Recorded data

——————

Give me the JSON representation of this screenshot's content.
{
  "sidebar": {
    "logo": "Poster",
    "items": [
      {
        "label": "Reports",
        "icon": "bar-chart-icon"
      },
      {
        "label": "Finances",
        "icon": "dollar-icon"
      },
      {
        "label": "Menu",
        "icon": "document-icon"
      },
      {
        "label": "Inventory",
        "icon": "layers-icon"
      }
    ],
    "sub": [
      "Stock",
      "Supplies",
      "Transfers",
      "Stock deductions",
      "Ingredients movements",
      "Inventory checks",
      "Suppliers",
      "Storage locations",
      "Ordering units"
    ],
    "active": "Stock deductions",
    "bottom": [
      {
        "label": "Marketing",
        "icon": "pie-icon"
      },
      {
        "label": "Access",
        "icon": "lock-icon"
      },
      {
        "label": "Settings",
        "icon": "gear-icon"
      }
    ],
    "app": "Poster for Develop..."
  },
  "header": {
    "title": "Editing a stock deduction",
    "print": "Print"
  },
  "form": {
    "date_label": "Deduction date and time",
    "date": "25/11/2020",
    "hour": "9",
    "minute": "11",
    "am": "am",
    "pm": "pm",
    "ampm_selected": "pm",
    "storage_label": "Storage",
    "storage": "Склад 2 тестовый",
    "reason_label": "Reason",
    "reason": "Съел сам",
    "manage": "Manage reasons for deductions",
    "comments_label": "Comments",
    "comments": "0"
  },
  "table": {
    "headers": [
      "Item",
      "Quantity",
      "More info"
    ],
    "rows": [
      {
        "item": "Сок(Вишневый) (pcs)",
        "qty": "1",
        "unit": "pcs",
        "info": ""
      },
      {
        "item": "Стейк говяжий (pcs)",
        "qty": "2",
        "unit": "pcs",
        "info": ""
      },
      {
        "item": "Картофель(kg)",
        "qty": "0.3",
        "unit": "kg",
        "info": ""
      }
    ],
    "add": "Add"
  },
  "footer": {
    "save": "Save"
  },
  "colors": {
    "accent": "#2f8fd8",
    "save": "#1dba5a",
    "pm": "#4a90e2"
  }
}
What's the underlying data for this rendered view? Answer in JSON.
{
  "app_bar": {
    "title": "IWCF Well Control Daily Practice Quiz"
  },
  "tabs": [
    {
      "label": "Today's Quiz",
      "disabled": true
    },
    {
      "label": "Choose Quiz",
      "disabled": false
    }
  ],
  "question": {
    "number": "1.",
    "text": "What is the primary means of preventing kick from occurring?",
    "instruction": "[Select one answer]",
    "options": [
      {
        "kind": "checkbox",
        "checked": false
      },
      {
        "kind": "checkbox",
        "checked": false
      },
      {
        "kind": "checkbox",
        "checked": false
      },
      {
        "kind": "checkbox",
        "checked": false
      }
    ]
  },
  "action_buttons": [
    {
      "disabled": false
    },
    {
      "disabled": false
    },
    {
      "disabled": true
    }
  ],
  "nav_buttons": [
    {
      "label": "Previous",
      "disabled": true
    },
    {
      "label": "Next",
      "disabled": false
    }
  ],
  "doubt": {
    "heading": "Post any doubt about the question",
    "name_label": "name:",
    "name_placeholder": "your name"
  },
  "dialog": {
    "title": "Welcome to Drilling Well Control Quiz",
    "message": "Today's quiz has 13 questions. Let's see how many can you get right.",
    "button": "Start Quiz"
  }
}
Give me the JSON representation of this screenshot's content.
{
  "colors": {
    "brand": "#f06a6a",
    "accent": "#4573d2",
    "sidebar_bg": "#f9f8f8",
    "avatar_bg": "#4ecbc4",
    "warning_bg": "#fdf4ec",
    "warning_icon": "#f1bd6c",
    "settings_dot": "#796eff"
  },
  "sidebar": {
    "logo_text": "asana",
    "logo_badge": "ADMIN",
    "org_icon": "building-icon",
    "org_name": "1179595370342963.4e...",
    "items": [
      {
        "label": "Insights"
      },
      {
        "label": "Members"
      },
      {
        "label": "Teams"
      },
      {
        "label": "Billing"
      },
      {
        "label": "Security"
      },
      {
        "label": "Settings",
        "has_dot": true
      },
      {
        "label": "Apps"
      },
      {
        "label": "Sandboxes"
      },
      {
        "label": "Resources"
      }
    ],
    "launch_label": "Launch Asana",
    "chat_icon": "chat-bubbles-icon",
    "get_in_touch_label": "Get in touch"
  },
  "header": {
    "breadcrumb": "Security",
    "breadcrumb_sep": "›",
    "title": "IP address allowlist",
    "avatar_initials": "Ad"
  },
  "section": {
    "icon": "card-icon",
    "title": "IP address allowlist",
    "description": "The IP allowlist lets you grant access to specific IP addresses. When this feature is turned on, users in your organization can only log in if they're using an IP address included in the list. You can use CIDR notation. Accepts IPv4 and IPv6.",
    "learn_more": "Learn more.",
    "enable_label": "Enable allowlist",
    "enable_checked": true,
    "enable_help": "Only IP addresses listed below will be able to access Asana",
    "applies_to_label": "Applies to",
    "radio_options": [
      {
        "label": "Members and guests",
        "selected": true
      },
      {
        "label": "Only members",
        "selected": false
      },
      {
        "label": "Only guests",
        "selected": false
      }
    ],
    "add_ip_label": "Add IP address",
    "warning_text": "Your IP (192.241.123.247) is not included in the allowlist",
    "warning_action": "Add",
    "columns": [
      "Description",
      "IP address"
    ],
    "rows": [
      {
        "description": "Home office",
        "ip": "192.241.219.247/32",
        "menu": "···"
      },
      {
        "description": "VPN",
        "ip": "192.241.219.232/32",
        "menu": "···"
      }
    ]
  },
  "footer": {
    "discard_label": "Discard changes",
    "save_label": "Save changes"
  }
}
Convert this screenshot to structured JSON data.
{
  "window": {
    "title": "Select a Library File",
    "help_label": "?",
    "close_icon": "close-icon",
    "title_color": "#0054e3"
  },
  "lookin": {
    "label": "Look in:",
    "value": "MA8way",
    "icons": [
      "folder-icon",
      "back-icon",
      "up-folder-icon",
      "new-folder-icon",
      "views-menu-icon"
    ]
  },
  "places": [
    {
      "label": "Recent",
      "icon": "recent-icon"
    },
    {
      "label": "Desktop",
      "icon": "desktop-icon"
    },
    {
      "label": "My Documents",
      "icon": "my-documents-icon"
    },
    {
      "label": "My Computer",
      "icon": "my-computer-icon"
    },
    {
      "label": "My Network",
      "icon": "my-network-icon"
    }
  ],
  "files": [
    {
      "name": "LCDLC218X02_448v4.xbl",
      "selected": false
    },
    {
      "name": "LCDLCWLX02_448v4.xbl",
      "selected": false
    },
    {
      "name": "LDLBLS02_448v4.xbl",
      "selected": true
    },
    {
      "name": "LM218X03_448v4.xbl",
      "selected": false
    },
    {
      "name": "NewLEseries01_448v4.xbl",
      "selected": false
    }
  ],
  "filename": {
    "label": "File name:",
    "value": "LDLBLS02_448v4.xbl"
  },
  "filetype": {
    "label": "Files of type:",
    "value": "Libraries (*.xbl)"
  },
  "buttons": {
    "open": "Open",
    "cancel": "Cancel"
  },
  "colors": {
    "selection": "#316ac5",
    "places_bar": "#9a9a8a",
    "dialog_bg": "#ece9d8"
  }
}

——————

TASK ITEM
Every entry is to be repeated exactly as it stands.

FINAL ANSWER
Give me the JSON representation of this screenshot's content.
{
  "sidebar": {
    "logo": "Poster",
    "items": [
      {
        "label": "Reports",
        "icon": "bar-chart-icon"
      },
      {
        "label": "Finances",
        "icon": "dollar-icon"
      },
      {
        "label": "Menu",
        "icon": "document-icon"
      },
      {
        "label": "Inventory",
        "icon": "layers-icon"
      }
    ],
    "sub": [
      "Stock",
      "Supplies",
      "Transfers",
      "Stock deductions",
      "Ingredients movements",
      "Inventory checks",
      "Suppliers",
      "Storage locations",
      "Ordering units"
    ],
    "active": "Stock deductions",
    "bottom": [
      {
        "label": "Marketing",
        "icon": "pie-icon"
      },
      {
        "label": "Access",
        "icon": "lock-icon"
      },
      {
        "label": "Settings",
        "icon": "gear-icon"
      }
    ],
    "app": "Poster for Develop..."
  },
  "header": {
    "title": "Editing a stock deduction",
    "print": "Print"
  },
  "form": {
    "date_label": "Deduction date and time",
    "date": "25/11/2020",
    "hour": "9",
    "minute": "11",
    "am": "am",
    "pm": "pm",
    "ampm_selected": "pm",
    "storage_label": "Storage",
    "storage": "Склад 2 тестовый",
    "reason_label": "Reason",
    "reason": "Съел сам",
    "manage": "Manage reasons for deductions",
    "comments_label": "Comments",
    "comments": "0"
  },
  "table": {
    "headers": [
      "Item",
      "Quantity",
      "More info"
    ],
    "rows": [
      {
        "item": "Сок(Вишневый) (pcs)",
        "qty": "1",
        "unit": "pcs",
        "info": ""
      },
      {
        "item": "Стейк говяжий (pcs)",
        "qty": "2",
        "unit": "pcs",
        "info": ""
      },
      {
        "item": "Картофель(kg)",
        "qty": "0.3",
        "unit": "kg",
        "info": ""
      }
    ],
    "add": "Add"
  },
  "footer": {
    "save": "Save"
  },
  "colors": {
    "accent": "#2f8fd8",
    "save": "#1dba5a",
    "pm": "#4a90e2"
  }
}
What's the underlying data for this rendered view? Answer in JSON.
{
  "app_bar": {
    "title": "IWCF Well Control Daily Practice Quiz"
  },
  "tabs": [
    {
      "label": "Today's Quiz",
      "disabled": true
    },
    {
      "label": "Choose Quiz",
      "disabled": false
    }
  ],
  "question": {
    "number": "1.",
    "text": "What is the primary means of preventing kick from occurring?",
    "instruction": "[Select one answer]",
    "options": [
      {
        "kind": "checkbox",
        "checked": false
      },
      {
        "kind": "checkbox",
        "checked": false
      },
      {
        "kind": "checkbox",
        "checked": false
      },
      {
        "kind": "checkbox",
        "checked": false
      }
    ]
  },
  "action_buttons": [
    {
      "disabled": false
    },
    {
      "disabled": false
    },
    {
      "disabled": true
    }
  ],
  "nav_buttons": [
    {
      "label": "Previous",
      "disabled": true
    },
    {
      "label": "Next",
      "disabled": false
    }
  ],
  "doubt": {
    "heading": "Post any doubt about the question",
    "name_label": "name:",
    "name_placeholder": "your name"
  },
  "dialog": {
    "title": "Welcome to Drilling Well Control Quiz",
    "message": "Today's quiz has 13 questions. Let's see how many can you get right.",
    "button": "Start Quiz"
  }
}
Give me the JSON representation of this screenshot's content.
{
  "colors": {
    "brand": "#f06a6a",
    "accent": "#4573d2",
    "sidebar_bg": "#f9f8f8",
    "avatar_bg": "#4ecbc4",
    "warning_bg": "#fdf4ec",
    "warning_icon": "#f1bd6c",
    "settings_dot": "#796eff"
  },
  "sidebar": {
    "logo_text": "asana",
    "logo_badge": "ADMIN",
    "org_icon": "building-icon",
    "org_name": "1179595370342963.4e...",
    "items": [
      {
        "label": "Insights"
      },
      {
        "label": "Members"
      },
      {
        "label": "Teams"
      },
      {
        "label": "Billing"
      },
      {
        "label": "Security"
      },
      {
        "label": "Settings",
        "has_dot": true
      },
      {
        "label": "Apps"
      },
      {
        "label": "Sandboxes"
      },
      {
        "label": "Resources"
      }
    ],
    "launch_label": "Launch Asana",
    "chat_icon": "chat-bubbles-icon",
    "get_in_touch_label": "Get in touch"
  },
  "header": {
    "breadcrumb": "Security",
    "breadcrumb_sep": "›",
    "title": "IP address allowlist",
    "avatar_initials": "Ad"
  },
  "section": {
    "icon": "card-icon",
    "title": "IP address allowlist",
    "description": "The IP allowlist lets you grant access to specific IP addresses. When this feature is turned on, users in your organization can only log in if they're using an IP address included in the list. You can use CIDR notation. Accepts IPv4 and IPv6.",
    "learn_more": "Learn more.",
    "enable_label": "Enable allowlist",
    "enable_checked": true,
    "enable_help": "Only IP addresses listed below will be able to access Asana",
    "applies_to_label": "Applies to",
    "radio_options": [
      {
        "label": "Members and guests",
        "selected": true
      },
      {
        "label": "Only members",
        "selected": false
      },
      {
        "label": "Only guests",
        "selected": false
      }
    ],
    "add_ip_label": "Add IP address",
    "warning_text": "Your IP (192.241.123.247) is not included in the allowlist",
    "warning_action": "Add",
    "columns": [
      "Description",
      "IP address"
    ],
    "rows": [
      {
        "description": "Home office",
        "ip": "192.241.219.247/32",
        "menu": "···"
      },
      {
        "description": "VPN",
        "ip": "192.241.219.232/32",
        "menu": "···"
      }
    ]
  },
  "footer": {
    "discard_label": "Discard changes",
    "save_label": "Save changes"
  }
}
Convert this screenshot to structured JSON data.
{
  "window": {
    "title": "Select a Library File",
    "help_label": "?",
    "close_icon": "close-icon",
    "title_color": "#0054e3"
  },
  "lookin": {
    "label": "Look in:",
    "value": "MA8way",
    "icons": [
      "folder-icon",
      "back-icon",
      "up-folder-icon",
      "new-folder-icon",
      "views-menu-icon"
    ]
  },
  "places": [
    {
      "label": "Recent",
      "icon": "recent-icon"
    },
    {
      "label": "Desktop",
      "icon": "desktop-icon"
    },
    {
      "label": "My Documents",
      "icon": "my-documents-icon"
    },
    {
      "label": "My Computer",
      "icon": "my-computer-icon"
    },
    {
      "label": "My Network",
      "icon": "my-network-icon"
    }
  ],
  "files": [
    {
      "name": "LCDLC218X02_448v4.xbl",
      "selected": false
    },
    {
      "name": "LCDLCWLX02_448v4.xbl",
      "selected": false
    },
    {
      "name": "LDLBLS02_448v4.xbl",
      "selected": true
    },
    {
      "name": "LM218X03_448v4.xbl",
      "selected": false
    },
    {
      "name": "NewLEseries01_448v4.xbl",
      "selected": false
    }
  ],
  "filename": {
    "label": "File name:",
    "value": "LDLBLS02_448v4.xbl"
  },
  "filetype": {
    "label": "Files of type:",
    "value": "Libraries (*.xbl)"
  },
  "buttons": {
    "open": "Open",
    "cancel": "Cancel"
  },
  "colors": {
    "selection": "#316ac5",
    "places_bar": "#9a9a8a",
    "dialog_bg": "#ece9d8"
  }
}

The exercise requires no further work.